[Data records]
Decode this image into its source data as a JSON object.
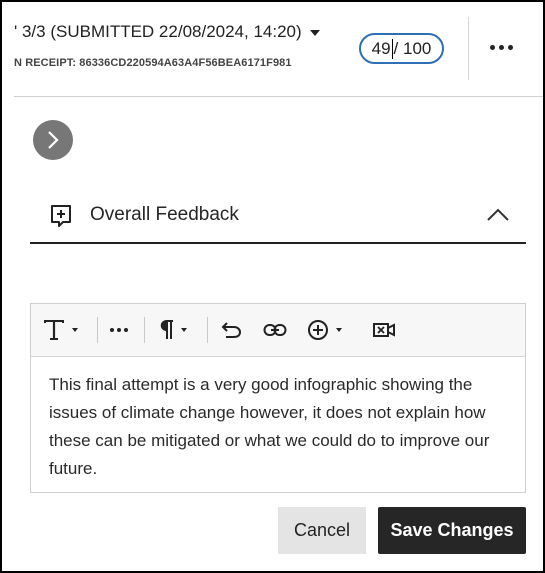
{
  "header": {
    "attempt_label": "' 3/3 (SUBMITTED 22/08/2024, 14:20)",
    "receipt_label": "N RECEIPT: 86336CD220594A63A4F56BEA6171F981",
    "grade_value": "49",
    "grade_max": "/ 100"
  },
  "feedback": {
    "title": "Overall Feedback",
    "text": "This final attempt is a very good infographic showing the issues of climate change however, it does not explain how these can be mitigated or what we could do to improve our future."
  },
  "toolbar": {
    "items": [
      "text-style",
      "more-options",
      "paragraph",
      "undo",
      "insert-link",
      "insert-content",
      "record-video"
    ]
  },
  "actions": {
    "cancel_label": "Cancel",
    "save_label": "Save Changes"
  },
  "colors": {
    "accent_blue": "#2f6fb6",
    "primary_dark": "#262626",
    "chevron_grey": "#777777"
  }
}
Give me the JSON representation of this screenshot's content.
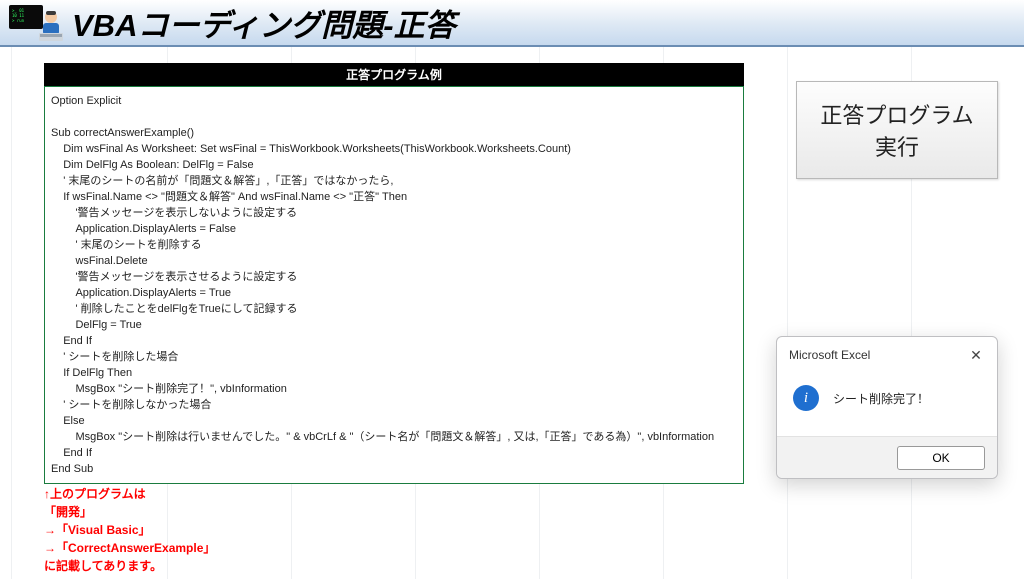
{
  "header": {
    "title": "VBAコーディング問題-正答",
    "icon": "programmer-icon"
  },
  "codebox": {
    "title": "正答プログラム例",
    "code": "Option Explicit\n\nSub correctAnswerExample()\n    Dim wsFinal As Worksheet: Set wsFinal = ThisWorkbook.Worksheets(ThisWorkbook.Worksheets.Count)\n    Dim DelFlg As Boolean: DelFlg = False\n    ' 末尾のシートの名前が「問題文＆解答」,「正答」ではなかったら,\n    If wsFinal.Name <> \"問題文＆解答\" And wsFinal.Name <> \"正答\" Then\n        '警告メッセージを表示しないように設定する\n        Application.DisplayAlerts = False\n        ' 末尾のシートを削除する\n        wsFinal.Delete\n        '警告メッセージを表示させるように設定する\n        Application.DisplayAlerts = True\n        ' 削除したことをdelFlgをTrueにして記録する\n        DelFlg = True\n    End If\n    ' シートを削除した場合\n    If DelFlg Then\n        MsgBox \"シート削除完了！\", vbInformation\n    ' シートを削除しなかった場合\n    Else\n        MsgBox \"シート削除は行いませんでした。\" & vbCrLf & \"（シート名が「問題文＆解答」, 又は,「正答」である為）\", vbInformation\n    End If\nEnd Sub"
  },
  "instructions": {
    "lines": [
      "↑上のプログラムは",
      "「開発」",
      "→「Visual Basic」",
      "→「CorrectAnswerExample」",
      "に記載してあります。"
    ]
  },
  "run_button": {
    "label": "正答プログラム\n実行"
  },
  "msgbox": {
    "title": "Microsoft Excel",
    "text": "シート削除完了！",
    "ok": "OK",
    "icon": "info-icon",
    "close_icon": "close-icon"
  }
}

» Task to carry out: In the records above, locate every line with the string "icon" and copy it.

» Response below:
    "icon": "programmer-icon"
    "icon": "info-icon",
    "close_icon": "close-icon"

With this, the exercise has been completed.